Peer Relationships and Self-Esteem among Children Who Have Been Maltreated
Article first published online: 16 SEP 2008
Volume 69, Issue 4, pages 1171–1197, August 1998
How to Cite
Bolger, K. E., Patterson, C. J. and Kupersmidt, J. B. (1998), Peer Relationships and Self-Esteem among Children Who Have Been Maltreated. Child Development, 69: 1171–1197. doi: 10.1111/j.1467-8624.1998.tb06166.x
- Issue published online: 16 SEP 2008
- Article first published online: 16 SEP 2008

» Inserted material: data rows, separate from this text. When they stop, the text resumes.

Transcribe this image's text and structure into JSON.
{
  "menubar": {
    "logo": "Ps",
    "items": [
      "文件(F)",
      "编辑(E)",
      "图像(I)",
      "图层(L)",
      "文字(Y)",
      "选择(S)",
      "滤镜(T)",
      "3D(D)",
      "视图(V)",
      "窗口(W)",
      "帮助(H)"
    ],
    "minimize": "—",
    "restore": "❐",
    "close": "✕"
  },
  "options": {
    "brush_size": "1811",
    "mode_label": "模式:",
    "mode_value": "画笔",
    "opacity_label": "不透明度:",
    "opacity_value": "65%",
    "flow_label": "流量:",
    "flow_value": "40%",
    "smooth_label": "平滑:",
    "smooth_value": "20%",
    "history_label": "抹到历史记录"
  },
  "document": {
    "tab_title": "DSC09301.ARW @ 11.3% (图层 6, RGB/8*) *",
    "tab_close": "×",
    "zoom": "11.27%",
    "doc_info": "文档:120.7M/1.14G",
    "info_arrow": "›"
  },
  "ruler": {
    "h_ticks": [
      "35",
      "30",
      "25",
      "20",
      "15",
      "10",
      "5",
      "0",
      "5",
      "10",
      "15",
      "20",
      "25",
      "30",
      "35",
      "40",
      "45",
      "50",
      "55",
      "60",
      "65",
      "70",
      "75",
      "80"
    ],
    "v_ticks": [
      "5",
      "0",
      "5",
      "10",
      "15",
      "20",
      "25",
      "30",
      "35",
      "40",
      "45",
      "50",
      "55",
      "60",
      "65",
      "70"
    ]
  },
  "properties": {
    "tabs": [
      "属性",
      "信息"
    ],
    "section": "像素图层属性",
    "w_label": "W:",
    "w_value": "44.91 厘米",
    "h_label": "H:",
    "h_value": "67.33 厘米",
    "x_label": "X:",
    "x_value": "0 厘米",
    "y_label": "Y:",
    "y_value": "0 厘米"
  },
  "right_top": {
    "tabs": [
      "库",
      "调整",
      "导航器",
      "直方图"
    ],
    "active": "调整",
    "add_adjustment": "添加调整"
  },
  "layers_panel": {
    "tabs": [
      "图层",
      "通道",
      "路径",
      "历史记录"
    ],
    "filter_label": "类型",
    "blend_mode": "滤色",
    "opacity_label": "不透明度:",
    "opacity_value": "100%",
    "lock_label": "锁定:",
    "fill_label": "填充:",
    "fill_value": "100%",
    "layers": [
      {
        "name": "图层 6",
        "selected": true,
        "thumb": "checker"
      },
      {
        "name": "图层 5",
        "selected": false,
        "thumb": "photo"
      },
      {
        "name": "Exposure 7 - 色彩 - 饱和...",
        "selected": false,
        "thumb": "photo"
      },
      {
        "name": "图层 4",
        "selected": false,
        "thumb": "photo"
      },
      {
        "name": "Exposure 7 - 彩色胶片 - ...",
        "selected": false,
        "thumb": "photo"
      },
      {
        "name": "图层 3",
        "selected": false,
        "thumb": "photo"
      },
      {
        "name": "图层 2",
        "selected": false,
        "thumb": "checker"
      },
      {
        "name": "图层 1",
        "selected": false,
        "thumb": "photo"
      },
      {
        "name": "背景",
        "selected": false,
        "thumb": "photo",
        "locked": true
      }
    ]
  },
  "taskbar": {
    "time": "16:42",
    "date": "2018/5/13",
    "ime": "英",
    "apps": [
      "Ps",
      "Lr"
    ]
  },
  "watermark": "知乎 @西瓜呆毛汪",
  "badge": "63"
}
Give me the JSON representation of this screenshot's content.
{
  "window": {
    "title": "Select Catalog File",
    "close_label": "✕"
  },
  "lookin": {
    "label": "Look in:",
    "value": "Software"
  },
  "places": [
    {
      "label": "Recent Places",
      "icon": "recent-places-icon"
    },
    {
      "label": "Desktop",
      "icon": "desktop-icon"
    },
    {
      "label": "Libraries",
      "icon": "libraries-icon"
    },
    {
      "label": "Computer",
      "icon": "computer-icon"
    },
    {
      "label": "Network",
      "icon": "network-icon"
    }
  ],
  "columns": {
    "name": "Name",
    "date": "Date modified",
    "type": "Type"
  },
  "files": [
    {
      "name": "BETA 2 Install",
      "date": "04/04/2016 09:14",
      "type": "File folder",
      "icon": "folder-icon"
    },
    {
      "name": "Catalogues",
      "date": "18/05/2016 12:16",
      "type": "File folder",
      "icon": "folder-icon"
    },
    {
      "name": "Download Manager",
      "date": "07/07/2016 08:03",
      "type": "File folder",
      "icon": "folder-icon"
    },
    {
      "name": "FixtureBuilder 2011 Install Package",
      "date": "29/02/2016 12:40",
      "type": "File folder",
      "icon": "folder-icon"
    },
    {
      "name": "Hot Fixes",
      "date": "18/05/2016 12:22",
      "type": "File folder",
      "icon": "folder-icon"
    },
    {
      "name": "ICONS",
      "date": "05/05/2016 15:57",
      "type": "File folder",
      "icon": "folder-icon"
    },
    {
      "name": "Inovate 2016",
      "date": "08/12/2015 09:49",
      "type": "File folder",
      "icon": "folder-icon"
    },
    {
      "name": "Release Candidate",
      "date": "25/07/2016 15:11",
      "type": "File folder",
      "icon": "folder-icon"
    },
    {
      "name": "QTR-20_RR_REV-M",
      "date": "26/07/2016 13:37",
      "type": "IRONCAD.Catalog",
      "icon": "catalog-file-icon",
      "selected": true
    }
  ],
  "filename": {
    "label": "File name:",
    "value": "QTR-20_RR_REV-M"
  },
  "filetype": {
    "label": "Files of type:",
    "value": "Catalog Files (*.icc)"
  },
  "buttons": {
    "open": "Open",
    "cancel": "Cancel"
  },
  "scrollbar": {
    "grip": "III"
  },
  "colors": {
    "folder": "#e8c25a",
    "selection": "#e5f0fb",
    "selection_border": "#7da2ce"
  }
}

A prospective longitudinal design was employed to assess risks associated with maltreatment in a representative community sample of 107 maltreated children and an equal number of nonmaltreated comparison children. Heightened difficulties in peer relationships and self-esteem were associated with greater severity and chronicity of maltreatment. For example, children who experienced chronic maltreatment were less well-liked by peers. Type of maltreatment was also related to specific aspects of children's adjustment. For instance, sexual abuse predicted low self-esteem, but not problems in peer relationships. Emotional maltreatment, on the other hand, was related to difficulties in peer relationships, but not to low self-esteem. Thus, the best predictions of specific aspects of children's adjustment were provided by considering timing, type, and severity of maltreatment. For some groups of maltreated children, having a good friend was associated with improvement over time in self-esteem.